Sub-system Performance

For memory and CPU throughput testing, we utilize SiSoftware’s Sandra 2012 (SP4), and for Ethernet testing, we use iperf (or more appropriately, the Java-based jperf which utilizes it). The stock memory configuration uses 4x4GB Kingston HyperX modules clocked at DDR3-1333 and using timings of 9-9-9-24. While 64GB testing isn’t going to be a common theme in our motherboard reviews, we decided to give Kingston’s 8x8GB HyperX Predator kit a test for fun. Those modules are clocked at DDR3-2133 with timings of 11-12-11-32.

Sandra MemoryIntegerFloatCacheLatency
ASUS P9X79 PRO34.415 GB/s34.431 GB/s196.81 GB/s27.4 ns
ASUS P9X79 PRO (8x8GB)49.884 GB/s49.892 GB/s234.28 GB/s23.1 ns
MSI X79A-GD65 8D34.830 GB/s34.827 GB/s198.33 GB/s27.3 ns
Int/Float/Cache results in GB/s; higher is better. Latency results in ns; lower is better.
Sandra Multi-CoreCacheLatency
ASUS P9X79 PRO36.35 GB/s45.7 ns
MSI X79A-GD65 8D36.18 GB/s46.4 ns
Cache, higher is better. Latency, lower is better.
Ethernet (iperf)50 Jobs (64KB)50 Jobs (1518KB)
ASUS P9X79 PRO (Intel 82579V)938942
MSI X79A-GD65 8D (Intel 82579V)939944
Results in Mbit/s; higher is better.

It’s become obvious over the past year or two that motherboard vendors believe Intel’s integrated NICs are the way to go for the initial LAN port. Could it be that too many Marvell’s died and caused RMAs to occur? That’d be hard to find out, but it wouldn’t surprise me, based on my experience with those controllers in the past. Given both boards here use identical controllers, it’s no surprise to see them both come out evenly.
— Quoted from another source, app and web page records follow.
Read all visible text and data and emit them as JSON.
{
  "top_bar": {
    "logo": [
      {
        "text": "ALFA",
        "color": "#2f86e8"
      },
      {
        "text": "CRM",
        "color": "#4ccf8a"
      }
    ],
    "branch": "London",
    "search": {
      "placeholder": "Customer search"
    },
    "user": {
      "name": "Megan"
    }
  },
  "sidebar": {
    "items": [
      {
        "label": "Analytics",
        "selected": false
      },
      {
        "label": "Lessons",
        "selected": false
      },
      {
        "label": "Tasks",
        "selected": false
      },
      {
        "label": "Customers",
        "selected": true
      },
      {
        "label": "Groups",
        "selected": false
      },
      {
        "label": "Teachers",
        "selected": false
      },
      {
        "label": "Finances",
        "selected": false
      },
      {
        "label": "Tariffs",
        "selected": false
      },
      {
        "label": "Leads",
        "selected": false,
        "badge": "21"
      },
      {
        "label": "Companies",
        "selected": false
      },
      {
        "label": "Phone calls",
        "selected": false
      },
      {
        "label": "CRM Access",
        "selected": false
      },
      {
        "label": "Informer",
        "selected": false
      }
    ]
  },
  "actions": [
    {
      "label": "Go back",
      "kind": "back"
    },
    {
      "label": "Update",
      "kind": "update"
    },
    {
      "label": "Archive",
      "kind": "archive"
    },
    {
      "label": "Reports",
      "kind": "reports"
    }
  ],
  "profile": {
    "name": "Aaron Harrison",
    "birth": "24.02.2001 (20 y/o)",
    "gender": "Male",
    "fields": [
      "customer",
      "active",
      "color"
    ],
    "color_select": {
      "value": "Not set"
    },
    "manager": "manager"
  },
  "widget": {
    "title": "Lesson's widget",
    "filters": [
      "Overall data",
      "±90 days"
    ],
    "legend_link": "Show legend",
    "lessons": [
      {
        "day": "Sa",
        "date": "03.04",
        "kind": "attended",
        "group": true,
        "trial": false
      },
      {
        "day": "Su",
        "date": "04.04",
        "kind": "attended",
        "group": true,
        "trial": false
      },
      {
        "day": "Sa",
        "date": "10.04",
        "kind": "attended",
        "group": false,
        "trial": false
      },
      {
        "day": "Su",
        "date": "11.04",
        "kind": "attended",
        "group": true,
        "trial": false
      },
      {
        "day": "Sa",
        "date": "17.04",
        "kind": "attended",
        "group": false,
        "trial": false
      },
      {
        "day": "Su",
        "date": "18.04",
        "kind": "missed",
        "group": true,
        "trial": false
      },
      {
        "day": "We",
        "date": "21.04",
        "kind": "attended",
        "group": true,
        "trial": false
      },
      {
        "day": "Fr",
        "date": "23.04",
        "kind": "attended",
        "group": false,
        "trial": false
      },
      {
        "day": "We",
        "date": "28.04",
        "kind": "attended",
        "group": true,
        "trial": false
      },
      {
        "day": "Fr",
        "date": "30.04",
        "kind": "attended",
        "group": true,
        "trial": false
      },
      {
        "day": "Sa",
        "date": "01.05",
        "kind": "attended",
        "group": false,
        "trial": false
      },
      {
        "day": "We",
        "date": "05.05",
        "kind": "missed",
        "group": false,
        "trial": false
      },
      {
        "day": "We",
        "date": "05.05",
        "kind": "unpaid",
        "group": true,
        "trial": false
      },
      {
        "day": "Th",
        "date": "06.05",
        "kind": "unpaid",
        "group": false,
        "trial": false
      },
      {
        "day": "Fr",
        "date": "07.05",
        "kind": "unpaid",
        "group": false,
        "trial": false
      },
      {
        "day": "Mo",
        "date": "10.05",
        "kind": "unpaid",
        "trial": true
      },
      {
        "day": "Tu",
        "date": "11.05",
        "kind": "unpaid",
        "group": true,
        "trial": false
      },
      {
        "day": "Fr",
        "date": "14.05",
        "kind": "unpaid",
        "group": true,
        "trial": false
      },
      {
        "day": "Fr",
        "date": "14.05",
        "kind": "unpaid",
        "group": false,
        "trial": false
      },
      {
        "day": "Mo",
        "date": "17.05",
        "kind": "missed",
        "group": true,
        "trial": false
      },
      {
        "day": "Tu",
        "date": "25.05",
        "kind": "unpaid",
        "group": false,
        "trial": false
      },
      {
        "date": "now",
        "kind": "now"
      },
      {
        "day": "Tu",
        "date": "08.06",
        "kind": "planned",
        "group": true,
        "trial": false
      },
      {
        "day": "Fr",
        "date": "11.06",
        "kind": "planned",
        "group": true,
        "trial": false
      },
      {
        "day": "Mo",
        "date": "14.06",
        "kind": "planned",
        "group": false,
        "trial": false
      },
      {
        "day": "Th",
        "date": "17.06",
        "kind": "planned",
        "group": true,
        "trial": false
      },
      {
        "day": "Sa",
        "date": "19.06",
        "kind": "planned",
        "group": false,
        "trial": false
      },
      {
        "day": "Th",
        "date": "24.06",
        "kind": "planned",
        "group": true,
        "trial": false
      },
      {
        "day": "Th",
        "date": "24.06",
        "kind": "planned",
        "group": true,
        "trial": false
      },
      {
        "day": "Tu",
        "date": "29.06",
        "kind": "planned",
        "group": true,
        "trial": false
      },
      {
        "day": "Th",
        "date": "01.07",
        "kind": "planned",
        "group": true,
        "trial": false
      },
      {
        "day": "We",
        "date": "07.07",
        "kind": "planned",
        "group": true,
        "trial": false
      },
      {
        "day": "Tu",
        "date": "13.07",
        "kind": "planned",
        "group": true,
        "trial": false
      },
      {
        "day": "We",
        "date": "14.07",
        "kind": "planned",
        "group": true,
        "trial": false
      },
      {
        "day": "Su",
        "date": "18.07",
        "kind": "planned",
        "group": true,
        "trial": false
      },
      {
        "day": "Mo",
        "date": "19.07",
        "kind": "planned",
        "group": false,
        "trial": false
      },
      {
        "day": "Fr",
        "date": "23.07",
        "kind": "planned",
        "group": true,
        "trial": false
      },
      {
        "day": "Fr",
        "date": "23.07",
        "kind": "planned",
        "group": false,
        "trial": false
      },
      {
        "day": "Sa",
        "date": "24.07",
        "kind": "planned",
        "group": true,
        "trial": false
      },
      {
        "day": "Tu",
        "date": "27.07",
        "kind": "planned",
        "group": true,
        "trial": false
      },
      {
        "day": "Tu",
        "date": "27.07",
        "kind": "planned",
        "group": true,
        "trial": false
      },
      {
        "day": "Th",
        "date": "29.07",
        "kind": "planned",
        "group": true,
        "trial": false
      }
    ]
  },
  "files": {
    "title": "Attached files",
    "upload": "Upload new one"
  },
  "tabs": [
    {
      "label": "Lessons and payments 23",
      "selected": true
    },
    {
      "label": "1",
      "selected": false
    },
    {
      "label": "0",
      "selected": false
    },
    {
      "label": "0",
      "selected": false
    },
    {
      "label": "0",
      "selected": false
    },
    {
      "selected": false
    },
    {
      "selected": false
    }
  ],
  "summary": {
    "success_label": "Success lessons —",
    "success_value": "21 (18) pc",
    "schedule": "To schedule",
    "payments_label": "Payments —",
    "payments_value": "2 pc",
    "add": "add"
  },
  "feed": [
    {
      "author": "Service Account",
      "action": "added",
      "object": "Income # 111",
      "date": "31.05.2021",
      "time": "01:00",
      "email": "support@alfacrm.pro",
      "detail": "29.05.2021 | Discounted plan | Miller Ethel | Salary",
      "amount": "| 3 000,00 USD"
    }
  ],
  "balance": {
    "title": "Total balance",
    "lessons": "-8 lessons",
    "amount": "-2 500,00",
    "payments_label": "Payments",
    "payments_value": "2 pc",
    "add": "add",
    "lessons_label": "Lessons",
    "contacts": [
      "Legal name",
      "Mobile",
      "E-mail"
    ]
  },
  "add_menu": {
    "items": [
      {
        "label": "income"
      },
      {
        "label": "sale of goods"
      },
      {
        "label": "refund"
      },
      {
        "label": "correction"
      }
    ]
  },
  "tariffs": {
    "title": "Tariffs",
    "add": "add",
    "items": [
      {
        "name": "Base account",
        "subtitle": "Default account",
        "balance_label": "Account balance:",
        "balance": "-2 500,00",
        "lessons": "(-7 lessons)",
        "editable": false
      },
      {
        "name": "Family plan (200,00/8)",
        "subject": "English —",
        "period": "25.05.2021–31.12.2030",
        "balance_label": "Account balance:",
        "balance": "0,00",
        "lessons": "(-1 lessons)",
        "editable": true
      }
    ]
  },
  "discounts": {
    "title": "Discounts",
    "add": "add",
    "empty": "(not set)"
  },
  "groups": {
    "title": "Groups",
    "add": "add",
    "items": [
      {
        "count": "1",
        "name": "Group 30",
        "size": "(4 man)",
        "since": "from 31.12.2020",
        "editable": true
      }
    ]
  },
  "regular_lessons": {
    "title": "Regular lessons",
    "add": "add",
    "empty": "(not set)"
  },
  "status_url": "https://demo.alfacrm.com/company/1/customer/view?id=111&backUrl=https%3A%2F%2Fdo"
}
The same outcome applies to the Sandra tests as well.

With testing out of the way, let’s get to wrapping this review up.